The anthropologist Peter Wood wrote an article last week on the History News Network (“Why Conservatives Are Up in Arms at the College Board’s Advanced Placement Course in History”) charging the College Board with politicizing the new Advanced Placement History standards. He claims that the new standards are “a radical interpretation of American history—one in which figures such as Franklin, Jefferson, and Madison play a drastically reduced part.”
Fred Anderson, a professor of History at the University of Colorado, participated in the creation of the new standards. In a new article, he challenges Wood’s interpretation of the new standards. Instead of politicizing the course, Anderson explains, they “hoped that future AP students would emerge from the course not just with a fund of facts at their disposal, but knowing how to ask productive questions about the past, and understanding why historical arguments must be governed, always and only, by the evidence.” And concludes that “Dr. Wood’s tortured reading of the Framework and his blanket denunciation of academic historians suggests that he, too, might pause to reflect on the values of rigor, impartiality, thoroughness, and intellectual honesty that were, in the end, all we hoped to foster.”

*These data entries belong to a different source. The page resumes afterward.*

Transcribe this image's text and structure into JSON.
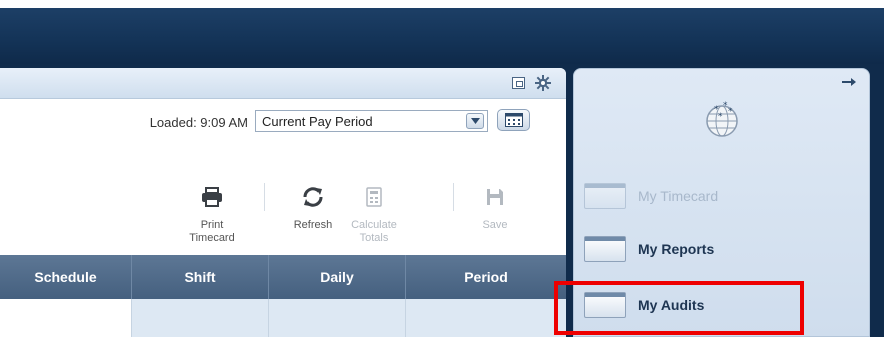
{
  "caption": "",
  "timecard": {
    "loaded_label": "Loaded: 9:09 AM",
    "period_select": {
      "selected": "Current Pay Period"
    },
    "toolbar": [
      {
        "name": "print",
        "icon": "printer-icon",
        "label": "Print Timecard",
        "enabled": true
      },
      {
        "name": "refresh",
        "icon": "refresh-icon",
        "label": "Refresh",
        "enabled": true
      },
      {
        "name": "calculate-totals",
        "icon": "calculator-icon",
        "label": "Calculate Totals",
        "enabled": false
      },
      {
        "name": "save",
        "icon": "save-icon",
        "label": "Save",
        "enabled": false
      }
    ],
    "columns": [
      "Schedule",
      "Shift",
      "Daily",
      "Period"
    ]
  },
  "widgets": {
    "items": [
      {
        "label": "My Timecard",
        "dimmed": true
      },
      {
        "label": "My Reports",
        "dimmed": false
      },
      {
        "label": "My Audits",
        "dimmed": false,
        "highlighted": true
      }
    ]
  },
  "colors": {
    "highlight": "#ee0000",
    "grid_header": "#516b89",
    "banner": "#143458"
  }
}
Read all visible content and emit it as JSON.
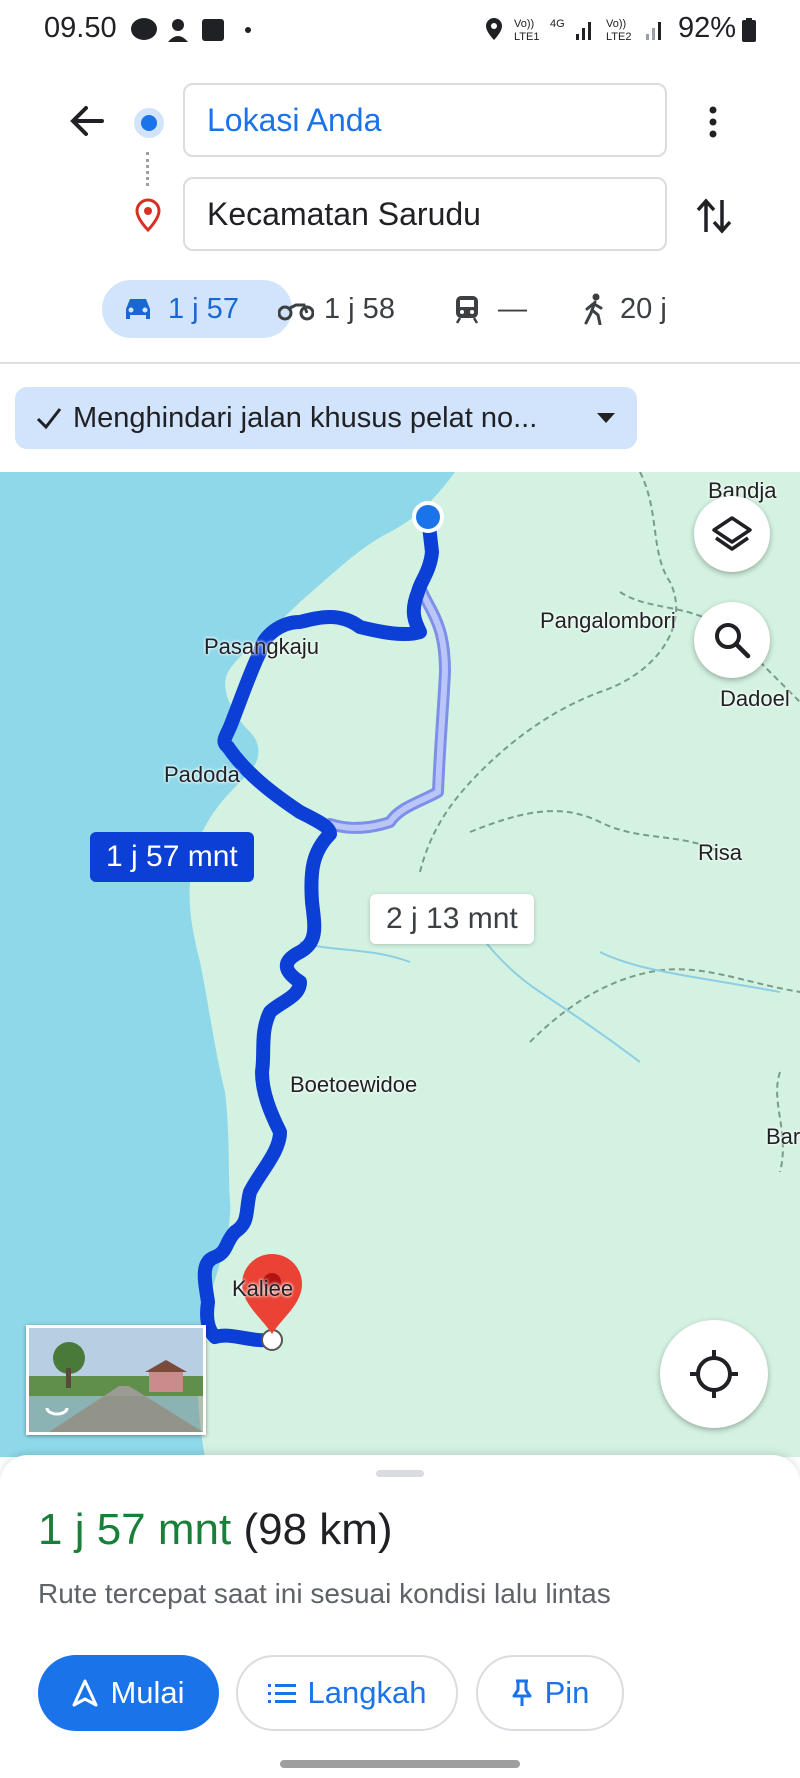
{
  "status_bar": {
    "time": "09.50",
    "battery": "92%"
  },
  "header": {
    "origin": "Lokasi Anda",
    "destination": "Kecamatan Sarudu"
  },
  "modes": [
    {
      "icon": "car-icon",
      "label": "1 j 57"
    },
    {
      "icon": "motorcycle-icon",
      "label": "1 j 58"
    },
    {
      "icon": "transit-icon",
      "label": "—"
    },
    {
      "icon": "walk-icon",
      "label": "20 j"
    }
  ],
  "route_option_chip": "Menghindari jalan khusus pelat no...",
  "map": {
    "places": [
      "Bandja",
      "Pangalombori",
      "Dadoel",
      "Pasangkaju",
      "Padoda",
      "Risa",
      "Boetoewidoe",
      "Bar",
      "Kaliee"
    ],
    "route_main_label": "1 j 57 mnt",
    "route_alt_label": "2 j 13 mnt"
  },
  "sheet": {
    "duration": "1 j 57 mnt",
    "distance": "(98 km)",
    "subtitle": "Rute tercepat saat ini sesuai kondisi lalu lintas",
    "start_label": "Mulai",
    "steps_label": "Langkah",
    "pin_label": "Pin"
  },
  "colors": {
    "accent": "#1a73e8",
    "route": "#0b3fd6",
    "duration_green": "#188038",
    "water": "#8fd8ea",
    "land": "#d4f2e1"
  }
}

I admit, I find the charges that historians are “out to deconstruct American claims to exceptionalism” troubling. Historians are not in the business of myth-making and most teachers would rather teach their students history not myth. The kind of black and white thinking that only admits of two choices (either we are perfect or we are malevolent) is dangerous. To indoctrinate our children in myths of perfection is to create a culture of arrogance and stagnation. We should learn from our mistakes, not ignore them. The willingness to admit mistakes and learn from them is not un-American it is what makes America great.

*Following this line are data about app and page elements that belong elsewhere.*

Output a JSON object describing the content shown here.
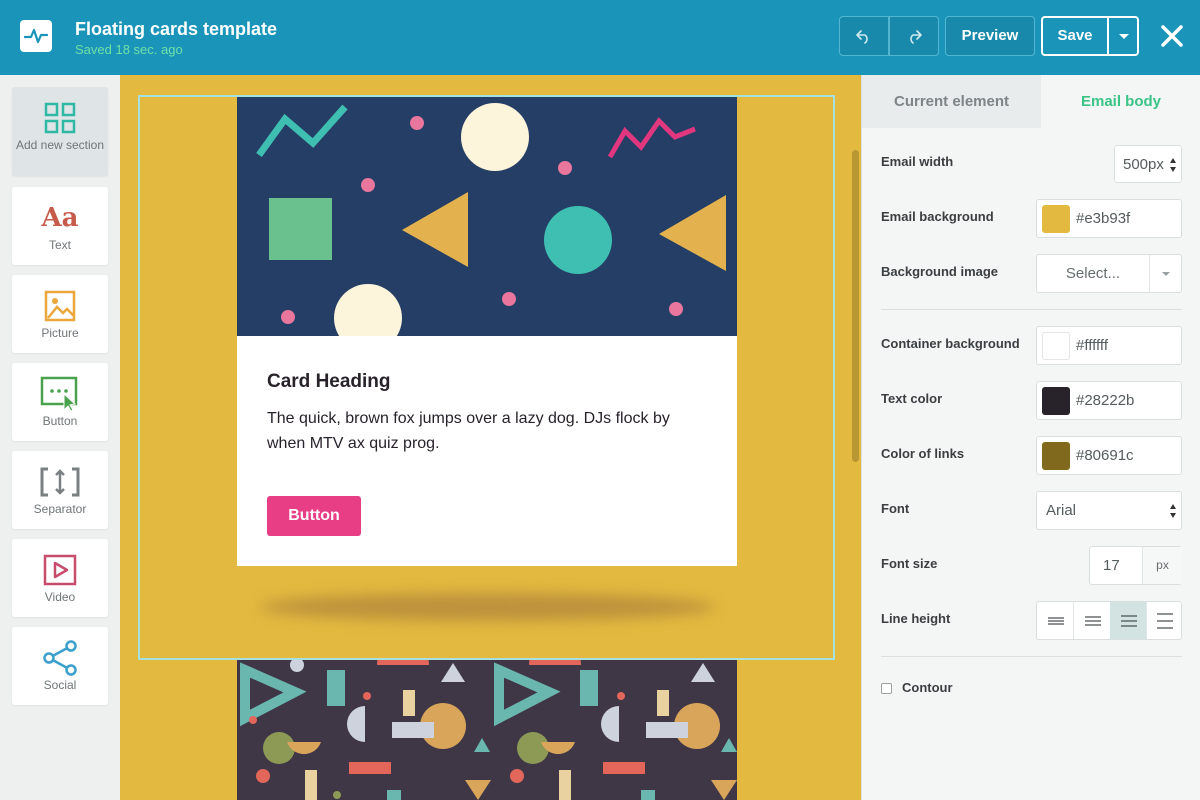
{
  "header": {
    "title": "Floating cards template",
    "saved_status": "Saved 18 sec. ago",
    "preview_label": "Preview",
    "save_label": "Save"
  },
  "sidebar": {
    "items": [
      {
        "label": "Add new section",
        "icon": "grid-icon"
      },
      {
        "label": "Text",
        "icon": "text-icon",
        "glyph": "Aa"
      },
      {
        "label": "Picture",
        "icon": "picture-icon"
      },
      {
        "label": "Button",
        "icon": "button-cursor-icon"
      },
      {
        "label": "Separator",
        "icon": "separator-icon"
      },
      {
        "label": "Video",
        "icon": "video-icon"
      },
      {
        "label": "Social",
        "icon": "share-icon"
      }
    ]
  },
  "card": {
    "heading": "Card Heading",
    "text": "The quick, brown fox jumps over a lazy dog. DJs flock by when MTV ax quiz prog.",
    "button_label": "Button"
  },
  "panel": {
    "tabs": [
      {
        "label": "Current element"
      },
      {
        "label": "Email body",
        "active": true
      }
    ],
    "email_width": {
      "label": "Email width",
      "value": "500px"
    },
    "email_background": {
      "label": "Email background",
      "value": "#e3b93f",
      "color": "#e3b93f"
    },
    "background_image": {
      "label": "Background image",
      "value": "Select..."
    },
    "container_background": {
      "label": "Container background",
      "value": "#ffffff",
      "color": "#ffffff"
    },
    "text_color": {
      "label": "Text color",
      "value": "#28222b",
      "color": "#28222b"
    },
    "link_color": {
      "label": "Color of links",
      "value": "#80691c",
      "color": "#80691c"
    },
    "font": {
      "label": "Font",
      "value": "Arial"
    },
    "font_size": {
      "label": "Font size",
      "value": "17",
      "unit": "px"
    },
    "line_height": {
      "label": "Line height",
      "options": 4,
      "selected_index": 2
    },
    "contour": {
      "label": "Contour",
      "checked": false
    }
  },
  "colors": {
    "header": "#1a95b9",
    "accent_green": "#3ac486",
    "canvas": "#e3b93f",
    "card_button": "#e83e85"
  }
}
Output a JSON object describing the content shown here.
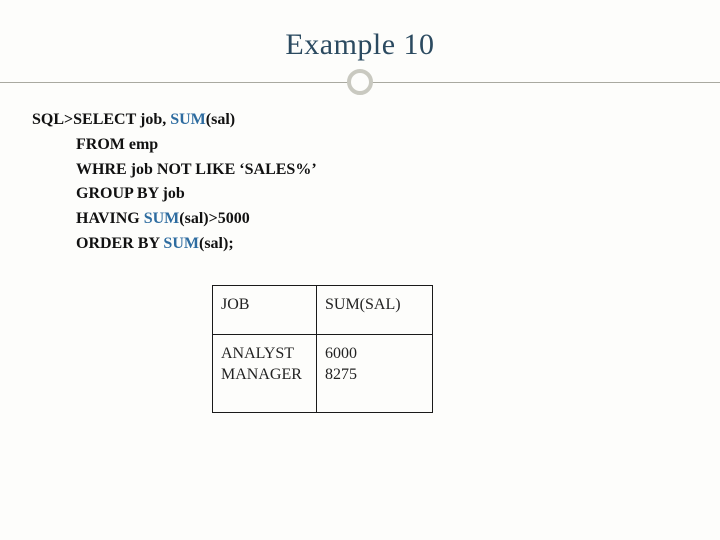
{
  "title": "Example 10",
  "sql": {
    "l1_pre": "SQL>SELECT  job, ",
    "l1_fn": "SUM",
    "l1_post": "(sal)",
    "l2": "FROM  emp",
    "l3": "WHRE job NOT LIKE ‘SALES%’",
    "l4": "GROUP BY job",
    "l5_pre": "HAVING ",
    "l5_fn": "SUM",
    "l5_post": "(sal)>5000",
    "l6_pre": "ORDER BY ",
    "l6_fn": "SUM",
    "l6_post": "(sal);"
  },
  "table": {
    "headers": {
      "c1": "JOB",
      "c2": "SUM(SAL)"
    },
    "col1": "ANALYST\nMANAGER",
    "col2": "6000\n8275"
  }
}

“Without debate, without criticism, no Administration and no country can succeed–and no republic can survive.” JFK Presidential Library and Museum